Return all lines from the entries below in which the word "active" is present.

==== Listed entries ====

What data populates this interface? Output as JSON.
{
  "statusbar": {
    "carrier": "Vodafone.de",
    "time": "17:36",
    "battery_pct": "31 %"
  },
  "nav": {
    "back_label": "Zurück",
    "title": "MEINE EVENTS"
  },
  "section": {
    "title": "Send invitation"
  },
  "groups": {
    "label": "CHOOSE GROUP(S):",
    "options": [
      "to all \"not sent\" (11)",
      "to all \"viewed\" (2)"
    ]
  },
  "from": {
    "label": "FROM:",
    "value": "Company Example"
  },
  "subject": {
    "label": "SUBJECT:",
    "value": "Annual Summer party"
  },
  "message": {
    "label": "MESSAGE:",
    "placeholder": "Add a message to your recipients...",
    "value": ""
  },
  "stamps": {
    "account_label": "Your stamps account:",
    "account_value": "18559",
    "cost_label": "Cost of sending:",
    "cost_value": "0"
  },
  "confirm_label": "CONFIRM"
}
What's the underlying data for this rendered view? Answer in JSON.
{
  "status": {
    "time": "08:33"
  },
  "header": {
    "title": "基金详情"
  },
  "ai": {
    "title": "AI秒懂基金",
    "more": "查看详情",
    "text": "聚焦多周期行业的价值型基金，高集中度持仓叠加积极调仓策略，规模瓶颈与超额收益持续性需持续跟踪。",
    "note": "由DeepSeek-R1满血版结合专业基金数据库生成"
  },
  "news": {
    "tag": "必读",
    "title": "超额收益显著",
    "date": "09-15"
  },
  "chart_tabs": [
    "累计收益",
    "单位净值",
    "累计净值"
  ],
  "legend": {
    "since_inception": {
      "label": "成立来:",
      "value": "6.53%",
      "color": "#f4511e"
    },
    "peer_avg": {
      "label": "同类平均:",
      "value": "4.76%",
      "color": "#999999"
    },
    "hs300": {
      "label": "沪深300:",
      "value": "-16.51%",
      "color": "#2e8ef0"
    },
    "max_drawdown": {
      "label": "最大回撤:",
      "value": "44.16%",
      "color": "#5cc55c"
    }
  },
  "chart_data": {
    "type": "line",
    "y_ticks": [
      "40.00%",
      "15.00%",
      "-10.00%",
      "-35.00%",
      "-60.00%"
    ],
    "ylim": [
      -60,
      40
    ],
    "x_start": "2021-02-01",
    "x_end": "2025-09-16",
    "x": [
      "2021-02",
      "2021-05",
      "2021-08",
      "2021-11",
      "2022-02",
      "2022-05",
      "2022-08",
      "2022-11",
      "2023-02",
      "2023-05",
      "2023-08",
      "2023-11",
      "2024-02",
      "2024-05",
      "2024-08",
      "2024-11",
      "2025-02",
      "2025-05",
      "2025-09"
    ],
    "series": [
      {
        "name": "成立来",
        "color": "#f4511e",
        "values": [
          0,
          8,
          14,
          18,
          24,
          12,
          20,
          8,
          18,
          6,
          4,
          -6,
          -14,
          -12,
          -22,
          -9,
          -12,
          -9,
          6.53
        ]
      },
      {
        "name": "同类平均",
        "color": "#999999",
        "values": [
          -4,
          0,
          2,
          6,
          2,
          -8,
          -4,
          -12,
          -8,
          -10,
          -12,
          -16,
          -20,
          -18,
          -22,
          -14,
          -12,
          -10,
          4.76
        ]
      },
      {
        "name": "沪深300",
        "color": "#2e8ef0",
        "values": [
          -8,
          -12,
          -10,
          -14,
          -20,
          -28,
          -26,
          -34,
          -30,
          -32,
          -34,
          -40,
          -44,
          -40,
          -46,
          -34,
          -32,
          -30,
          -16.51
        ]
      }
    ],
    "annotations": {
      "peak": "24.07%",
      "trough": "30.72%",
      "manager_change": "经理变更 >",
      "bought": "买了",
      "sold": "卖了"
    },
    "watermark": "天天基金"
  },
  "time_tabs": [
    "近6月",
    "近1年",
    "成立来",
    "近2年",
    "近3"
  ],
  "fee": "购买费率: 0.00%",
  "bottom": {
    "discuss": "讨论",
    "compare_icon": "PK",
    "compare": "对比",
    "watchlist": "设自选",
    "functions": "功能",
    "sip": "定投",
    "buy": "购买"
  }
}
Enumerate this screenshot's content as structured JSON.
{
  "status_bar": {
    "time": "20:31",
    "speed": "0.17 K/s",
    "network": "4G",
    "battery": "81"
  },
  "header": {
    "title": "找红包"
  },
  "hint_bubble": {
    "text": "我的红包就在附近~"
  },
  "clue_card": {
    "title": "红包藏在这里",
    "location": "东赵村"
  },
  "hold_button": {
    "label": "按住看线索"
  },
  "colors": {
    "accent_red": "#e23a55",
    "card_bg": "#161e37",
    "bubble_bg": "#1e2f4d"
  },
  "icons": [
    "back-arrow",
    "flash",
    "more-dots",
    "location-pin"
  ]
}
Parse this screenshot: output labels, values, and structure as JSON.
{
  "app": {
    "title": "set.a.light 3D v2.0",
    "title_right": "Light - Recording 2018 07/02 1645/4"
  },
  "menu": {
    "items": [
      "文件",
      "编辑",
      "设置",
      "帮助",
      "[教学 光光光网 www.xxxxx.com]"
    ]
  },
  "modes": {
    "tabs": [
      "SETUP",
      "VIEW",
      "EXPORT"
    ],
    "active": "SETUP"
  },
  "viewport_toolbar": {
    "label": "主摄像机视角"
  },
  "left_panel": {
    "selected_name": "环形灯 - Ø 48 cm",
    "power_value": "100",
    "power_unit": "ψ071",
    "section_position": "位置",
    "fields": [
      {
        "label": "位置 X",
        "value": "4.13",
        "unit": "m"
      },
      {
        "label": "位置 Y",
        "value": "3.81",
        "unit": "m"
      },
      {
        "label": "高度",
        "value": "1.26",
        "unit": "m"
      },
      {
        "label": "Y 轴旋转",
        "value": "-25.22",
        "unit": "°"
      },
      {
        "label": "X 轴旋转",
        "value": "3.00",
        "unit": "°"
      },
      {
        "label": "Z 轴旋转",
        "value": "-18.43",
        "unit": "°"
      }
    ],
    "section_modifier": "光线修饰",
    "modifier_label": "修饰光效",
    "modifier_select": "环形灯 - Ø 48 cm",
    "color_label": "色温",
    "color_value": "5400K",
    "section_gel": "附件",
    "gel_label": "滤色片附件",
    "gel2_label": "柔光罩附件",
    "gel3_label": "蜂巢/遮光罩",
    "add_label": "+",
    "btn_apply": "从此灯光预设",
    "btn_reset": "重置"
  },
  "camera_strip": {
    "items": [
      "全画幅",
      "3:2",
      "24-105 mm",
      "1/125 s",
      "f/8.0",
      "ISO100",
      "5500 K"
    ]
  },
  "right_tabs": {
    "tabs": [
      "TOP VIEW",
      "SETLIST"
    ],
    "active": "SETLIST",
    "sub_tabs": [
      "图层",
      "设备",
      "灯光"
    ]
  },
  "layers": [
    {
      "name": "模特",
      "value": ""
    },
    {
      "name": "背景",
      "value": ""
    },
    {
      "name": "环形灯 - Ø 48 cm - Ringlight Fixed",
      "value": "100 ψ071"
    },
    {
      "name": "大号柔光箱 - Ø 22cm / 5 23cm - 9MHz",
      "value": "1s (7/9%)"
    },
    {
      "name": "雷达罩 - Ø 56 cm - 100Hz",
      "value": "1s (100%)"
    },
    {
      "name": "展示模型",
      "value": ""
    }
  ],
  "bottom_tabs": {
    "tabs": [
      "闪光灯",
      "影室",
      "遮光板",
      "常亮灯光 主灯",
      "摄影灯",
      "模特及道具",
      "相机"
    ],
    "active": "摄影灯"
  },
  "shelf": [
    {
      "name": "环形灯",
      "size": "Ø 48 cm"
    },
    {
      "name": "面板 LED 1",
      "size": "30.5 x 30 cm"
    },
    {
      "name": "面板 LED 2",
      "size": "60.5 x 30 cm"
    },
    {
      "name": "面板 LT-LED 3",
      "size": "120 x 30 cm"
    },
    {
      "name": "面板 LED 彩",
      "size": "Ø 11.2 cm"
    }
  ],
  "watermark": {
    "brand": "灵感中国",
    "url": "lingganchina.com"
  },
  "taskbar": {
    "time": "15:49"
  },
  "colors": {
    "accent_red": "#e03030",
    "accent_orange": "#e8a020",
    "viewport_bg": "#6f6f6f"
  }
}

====

Output:
    "active": "SETUP"
    "active": "SETLIST",
    "active": "摄影灯"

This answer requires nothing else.